_Problem details_
Return the lines below that contain "screenshot".

_Information supplied_

==========

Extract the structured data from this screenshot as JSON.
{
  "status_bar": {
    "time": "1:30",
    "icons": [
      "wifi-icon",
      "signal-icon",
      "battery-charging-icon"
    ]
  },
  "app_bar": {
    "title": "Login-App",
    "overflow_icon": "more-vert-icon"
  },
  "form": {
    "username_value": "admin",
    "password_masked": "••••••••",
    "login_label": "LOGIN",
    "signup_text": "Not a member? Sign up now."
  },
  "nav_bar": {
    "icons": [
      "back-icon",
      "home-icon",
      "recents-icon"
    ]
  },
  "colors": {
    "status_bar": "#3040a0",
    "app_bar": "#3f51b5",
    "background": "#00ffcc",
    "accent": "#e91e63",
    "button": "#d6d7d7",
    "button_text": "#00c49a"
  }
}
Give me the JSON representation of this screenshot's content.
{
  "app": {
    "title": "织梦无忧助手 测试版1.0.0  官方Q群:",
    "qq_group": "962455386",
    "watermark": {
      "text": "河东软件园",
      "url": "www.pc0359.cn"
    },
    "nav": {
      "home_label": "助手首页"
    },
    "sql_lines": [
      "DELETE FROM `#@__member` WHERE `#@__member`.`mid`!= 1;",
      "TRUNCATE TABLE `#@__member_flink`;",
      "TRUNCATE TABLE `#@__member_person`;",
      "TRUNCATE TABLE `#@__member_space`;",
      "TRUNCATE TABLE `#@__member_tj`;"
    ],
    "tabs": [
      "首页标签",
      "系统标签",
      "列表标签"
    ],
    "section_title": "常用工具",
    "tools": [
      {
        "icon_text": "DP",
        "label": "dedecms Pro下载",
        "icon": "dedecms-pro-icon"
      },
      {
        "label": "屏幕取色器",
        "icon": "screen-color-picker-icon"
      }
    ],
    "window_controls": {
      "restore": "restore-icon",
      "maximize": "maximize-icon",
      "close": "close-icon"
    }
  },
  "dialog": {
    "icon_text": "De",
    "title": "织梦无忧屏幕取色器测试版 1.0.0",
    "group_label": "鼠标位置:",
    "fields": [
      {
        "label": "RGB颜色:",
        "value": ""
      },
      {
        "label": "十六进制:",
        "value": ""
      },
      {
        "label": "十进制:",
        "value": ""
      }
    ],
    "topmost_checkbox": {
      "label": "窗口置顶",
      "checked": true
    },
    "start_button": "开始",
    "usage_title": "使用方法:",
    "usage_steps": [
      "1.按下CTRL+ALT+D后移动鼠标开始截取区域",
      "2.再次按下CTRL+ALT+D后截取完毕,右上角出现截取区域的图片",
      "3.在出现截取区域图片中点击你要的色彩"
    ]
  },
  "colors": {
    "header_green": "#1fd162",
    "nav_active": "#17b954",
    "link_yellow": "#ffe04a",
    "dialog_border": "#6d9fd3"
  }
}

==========

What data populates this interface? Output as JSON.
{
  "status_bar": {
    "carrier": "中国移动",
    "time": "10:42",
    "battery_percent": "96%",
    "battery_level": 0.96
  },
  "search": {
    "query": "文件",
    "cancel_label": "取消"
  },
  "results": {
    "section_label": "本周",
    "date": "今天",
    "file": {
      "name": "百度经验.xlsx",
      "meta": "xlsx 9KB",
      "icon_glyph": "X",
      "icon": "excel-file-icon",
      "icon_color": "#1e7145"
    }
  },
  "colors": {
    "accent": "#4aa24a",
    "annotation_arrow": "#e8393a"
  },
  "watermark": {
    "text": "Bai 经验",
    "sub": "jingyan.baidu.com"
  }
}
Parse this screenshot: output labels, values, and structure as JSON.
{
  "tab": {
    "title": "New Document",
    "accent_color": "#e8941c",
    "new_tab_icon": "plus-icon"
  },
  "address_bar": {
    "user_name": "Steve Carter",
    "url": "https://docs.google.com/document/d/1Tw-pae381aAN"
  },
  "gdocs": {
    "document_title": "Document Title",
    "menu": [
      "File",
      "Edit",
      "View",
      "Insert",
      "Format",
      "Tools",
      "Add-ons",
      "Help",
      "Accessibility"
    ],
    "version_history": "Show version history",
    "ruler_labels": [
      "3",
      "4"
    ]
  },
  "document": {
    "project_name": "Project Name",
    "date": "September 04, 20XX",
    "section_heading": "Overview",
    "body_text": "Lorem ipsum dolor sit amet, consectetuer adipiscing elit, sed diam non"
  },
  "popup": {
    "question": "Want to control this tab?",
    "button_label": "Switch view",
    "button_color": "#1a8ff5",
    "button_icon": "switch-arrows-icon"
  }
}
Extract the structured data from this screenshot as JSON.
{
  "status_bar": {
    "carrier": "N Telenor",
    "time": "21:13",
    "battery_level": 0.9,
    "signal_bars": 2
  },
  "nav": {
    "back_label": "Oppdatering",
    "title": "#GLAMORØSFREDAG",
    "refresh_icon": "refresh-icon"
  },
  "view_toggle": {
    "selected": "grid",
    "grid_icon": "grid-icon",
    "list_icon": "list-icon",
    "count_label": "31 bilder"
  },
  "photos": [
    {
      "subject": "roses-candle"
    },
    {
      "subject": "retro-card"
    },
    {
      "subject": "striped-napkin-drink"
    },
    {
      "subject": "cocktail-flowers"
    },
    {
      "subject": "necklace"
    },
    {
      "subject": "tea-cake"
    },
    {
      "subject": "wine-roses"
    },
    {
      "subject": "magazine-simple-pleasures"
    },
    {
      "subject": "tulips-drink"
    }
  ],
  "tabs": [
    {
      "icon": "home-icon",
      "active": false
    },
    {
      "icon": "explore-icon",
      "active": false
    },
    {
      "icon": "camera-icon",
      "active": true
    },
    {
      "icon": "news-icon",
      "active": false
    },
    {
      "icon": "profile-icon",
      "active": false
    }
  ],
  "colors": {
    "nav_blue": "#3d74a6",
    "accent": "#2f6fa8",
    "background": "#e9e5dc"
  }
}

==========

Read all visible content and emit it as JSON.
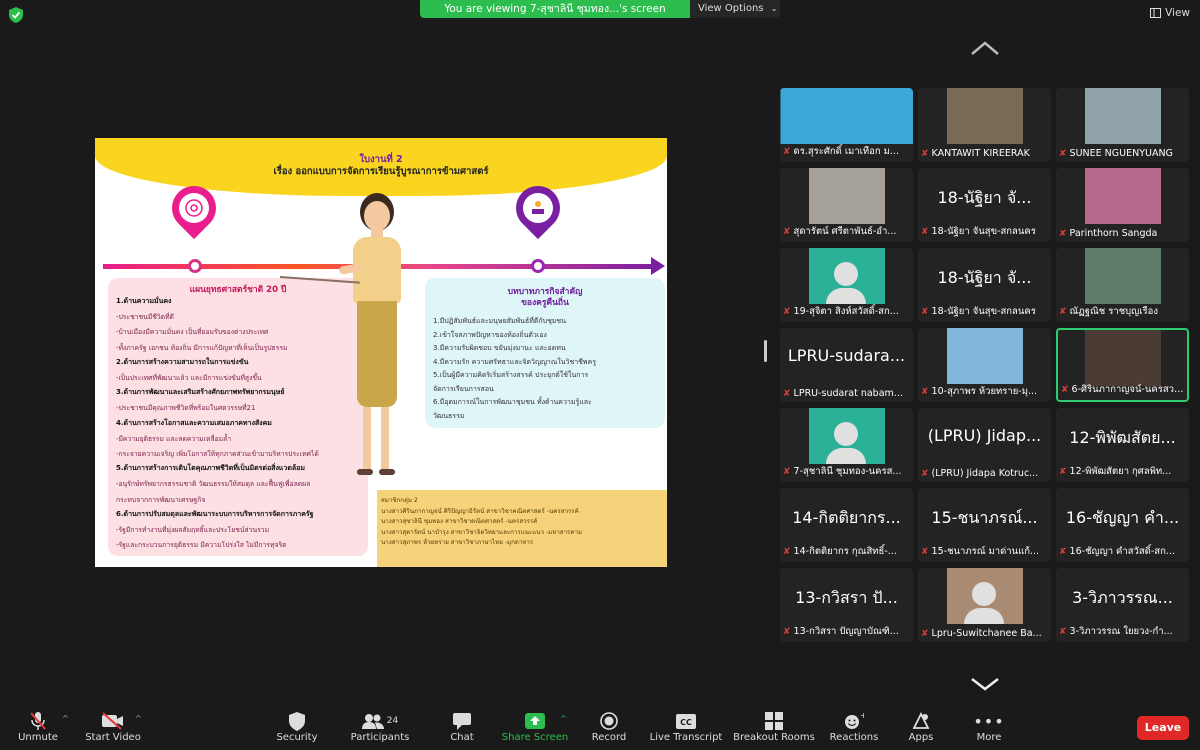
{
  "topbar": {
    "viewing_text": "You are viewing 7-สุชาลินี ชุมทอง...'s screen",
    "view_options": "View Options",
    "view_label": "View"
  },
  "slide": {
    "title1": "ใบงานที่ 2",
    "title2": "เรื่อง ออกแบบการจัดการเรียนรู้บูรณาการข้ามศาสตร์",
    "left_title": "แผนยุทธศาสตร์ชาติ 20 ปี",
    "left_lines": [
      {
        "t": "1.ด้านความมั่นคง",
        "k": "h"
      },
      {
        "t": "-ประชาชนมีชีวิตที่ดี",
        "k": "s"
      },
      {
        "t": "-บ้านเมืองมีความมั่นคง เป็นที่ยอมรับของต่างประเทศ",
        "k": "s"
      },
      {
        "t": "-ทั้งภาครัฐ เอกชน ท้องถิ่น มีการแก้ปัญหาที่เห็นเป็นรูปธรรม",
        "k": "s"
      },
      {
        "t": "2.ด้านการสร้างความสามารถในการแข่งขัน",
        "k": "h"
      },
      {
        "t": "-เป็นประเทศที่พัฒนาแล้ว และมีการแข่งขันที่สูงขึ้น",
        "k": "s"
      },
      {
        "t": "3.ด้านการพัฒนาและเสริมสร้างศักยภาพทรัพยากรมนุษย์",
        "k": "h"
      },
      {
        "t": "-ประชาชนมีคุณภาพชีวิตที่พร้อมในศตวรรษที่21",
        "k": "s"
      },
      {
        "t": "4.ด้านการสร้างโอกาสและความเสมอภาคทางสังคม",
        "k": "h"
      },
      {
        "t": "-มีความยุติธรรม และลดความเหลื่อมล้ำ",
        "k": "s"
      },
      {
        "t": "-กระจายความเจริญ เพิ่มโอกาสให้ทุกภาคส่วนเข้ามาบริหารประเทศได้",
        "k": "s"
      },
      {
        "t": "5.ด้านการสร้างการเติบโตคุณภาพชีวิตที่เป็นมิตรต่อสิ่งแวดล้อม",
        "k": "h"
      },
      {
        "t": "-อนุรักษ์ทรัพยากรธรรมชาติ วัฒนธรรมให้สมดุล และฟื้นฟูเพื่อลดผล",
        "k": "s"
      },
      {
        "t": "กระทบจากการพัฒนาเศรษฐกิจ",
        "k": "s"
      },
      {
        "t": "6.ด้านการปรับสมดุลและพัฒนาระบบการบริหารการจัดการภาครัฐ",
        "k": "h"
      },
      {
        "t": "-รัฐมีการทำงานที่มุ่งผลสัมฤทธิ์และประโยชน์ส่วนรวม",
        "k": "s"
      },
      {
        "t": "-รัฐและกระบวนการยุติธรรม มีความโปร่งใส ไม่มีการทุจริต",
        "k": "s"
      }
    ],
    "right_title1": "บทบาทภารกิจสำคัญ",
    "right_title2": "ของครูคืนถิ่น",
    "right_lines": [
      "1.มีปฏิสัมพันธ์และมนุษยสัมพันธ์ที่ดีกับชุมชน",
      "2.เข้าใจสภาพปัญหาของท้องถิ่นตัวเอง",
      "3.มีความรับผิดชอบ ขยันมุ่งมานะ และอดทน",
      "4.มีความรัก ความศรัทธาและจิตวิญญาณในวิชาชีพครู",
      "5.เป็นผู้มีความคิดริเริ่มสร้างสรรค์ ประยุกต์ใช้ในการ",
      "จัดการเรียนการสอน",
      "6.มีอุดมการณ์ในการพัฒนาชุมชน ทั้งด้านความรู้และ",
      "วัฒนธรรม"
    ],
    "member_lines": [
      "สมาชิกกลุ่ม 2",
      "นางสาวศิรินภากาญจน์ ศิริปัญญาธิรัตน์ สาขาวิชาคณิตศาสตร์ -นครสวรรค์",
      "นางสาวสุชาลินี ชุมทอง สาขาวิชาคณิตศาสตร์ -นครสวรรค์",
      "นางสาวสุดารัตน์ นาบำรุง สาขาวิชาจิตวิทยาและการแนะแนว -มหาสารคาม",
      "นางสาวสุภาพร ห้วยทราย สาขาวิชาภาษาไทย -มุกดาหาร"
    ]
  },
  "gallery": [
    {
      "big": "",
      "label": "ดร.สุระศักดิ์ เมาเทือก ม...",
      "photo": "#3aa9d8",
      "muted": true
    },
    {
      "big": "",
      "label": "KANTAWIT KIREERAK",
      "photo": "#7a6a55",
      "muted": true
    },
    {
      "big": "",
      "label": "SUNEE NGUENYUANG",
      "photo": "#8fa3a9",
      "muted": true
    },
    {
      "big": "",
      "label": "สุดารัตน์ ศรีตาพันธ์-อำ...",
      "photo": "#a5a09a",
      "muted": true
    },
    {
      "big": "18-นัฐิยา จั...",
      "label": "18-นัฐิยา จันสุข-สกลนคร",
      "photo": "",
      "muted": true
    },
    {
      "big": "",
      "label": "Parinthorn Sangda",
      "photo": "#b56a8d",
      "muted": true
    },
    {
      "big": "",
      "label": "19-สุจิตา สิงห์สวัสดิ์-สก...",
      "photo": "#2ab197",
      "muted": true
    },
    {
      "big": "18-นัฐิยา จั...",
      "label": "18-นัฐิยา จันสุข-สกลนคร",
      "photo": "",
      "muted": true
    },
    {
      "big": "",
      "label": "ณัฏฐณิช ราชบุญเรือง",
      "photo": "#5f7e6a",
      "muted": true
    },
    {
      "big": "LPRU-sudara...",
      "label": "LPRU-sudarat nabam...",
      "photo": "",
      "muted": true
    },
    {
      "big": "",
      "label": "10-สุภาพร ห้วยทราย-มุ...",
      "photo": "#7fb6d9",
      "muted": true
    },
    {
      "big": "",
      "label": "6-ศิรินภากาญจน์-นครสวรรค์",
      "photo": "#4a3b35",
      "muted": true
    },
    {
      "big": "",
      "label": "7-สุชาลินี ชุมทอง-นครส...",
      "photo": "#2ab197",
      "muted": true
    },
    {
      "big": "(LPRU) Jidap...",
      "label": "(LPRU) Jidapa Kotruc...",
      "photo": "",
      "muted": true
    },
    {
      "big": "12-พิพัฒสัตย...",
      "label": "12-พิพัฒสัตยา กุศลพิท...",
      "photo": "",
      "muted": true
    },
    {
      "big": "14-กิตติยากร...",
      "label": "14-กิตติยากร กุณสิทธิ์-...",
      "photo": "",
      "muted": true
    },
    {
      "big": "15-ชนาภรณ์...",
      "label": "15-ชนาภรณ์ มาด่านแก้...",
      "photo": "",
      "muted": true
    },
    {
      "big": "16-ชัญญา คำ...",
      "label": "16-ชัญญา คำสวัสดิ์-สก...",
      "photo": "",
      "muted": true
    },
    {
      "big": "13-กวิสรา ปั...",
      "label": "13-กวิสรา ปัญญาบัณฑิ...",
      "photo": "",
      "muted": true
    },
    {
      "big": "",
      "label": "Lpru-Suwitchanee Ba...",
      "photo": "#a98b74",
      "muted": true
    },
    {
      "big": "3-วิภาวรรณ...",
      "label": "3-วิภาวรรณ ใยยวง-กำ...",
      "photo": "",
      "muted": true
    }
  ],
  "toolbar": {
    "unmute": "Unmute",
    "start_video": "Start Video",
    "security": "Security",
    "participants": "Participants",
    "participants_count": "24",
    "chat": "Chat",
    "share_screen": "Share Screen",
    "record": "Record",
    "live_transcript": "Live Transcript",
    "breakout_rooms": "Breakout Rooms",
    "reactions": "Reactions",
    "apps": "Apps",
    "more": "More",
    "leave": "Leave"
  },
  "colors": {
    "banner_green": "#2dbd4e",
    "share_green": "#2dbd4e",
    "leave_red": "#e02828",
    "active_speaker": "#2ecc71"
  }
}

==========

_Answer box_
Extract the structured data from this screenshot as JSON.
Give me the JSON representation of this screenshot's content.
Parse this screenshot: output labels, values, and structure as JSON.
Extract the structured data from this screenshot as JSON.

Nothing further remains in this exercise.